TASK GOAL —
Scan the entries that follow and copy out every line containing "Territory".

GIVEN DATA —
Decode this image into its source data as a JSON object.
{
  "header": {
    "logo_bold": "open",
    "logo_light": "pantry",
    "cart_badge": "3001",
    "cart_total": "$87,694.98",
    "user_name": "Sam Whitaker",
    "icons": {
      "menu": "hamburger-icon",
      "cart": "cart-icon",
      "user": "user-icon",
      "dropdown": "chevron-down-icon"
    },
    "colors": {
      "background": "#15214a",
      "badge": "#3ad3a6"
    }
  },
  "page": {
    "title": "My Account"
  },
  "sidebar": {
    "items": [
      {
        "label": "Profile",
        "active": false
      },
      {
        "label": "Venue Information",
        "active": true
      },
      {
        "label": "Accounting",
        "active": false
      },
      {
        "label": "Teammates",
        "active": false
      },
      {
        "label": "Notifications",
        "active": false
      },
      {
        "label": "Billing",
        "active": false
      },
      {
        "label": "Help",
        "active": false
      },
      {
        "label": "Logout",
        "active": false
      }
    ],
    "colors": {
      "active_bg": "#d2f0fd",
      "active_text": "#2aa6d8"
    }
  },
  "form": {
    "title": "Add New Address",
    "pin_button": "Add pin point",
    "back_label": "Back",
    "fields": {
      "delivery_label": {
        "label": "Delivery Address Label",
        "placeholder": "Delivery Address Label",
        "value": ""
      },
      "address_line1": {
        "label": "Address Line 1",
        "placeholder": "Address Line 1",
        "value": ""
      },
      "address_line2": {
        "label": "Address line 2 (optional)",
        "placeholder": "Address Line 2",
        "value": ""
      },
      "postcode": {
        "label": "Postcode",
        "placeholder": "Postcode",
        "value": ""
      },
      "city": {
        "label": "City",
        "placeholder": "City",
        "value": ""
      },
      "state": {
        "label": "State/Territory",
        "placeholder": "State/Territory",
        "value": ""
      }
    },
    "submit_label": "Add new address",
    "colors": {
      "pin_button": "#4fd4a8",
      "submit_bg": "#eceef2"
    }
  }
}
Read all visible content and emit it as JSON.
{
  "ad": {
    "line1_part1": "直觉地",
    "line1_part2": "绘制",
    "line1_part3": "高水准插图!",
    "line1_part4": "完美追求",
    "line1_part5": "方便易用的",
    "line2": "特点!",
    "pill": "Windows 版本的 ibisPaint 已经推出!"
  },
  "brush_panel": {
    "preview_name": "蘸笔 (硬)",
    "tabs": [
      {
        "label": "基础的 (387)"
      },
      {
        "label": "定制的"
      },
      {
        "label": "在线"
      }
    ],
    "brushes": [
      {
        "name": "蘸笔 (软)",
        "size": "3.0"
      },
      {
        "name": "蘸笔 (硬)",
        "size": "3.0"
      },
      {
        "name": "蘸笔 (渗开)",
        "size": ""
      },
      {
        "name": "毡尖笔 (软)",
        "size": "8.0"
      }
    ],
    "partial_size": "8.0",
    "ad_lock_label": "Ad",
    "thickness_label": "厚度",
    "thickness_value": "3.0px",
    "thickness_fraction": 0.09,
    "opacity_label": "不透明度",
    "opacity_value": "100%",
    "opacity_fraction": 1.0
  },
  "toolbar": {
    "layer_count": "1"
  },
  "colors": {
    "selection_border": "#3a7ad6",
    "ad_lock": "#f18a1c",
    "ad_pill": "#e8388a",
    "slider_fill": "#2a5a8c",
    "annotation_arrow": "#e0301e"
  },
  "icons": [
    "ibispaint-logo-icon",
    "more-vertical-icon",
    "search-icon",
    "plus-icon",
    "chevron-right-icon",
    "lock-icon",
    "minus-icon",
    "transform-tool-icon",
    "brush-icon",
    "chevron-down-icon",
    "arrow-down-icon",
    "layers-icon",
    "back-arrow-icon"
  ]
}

RESULT —
        "label": "State/Territory",
        "placeholder": "State/Territory",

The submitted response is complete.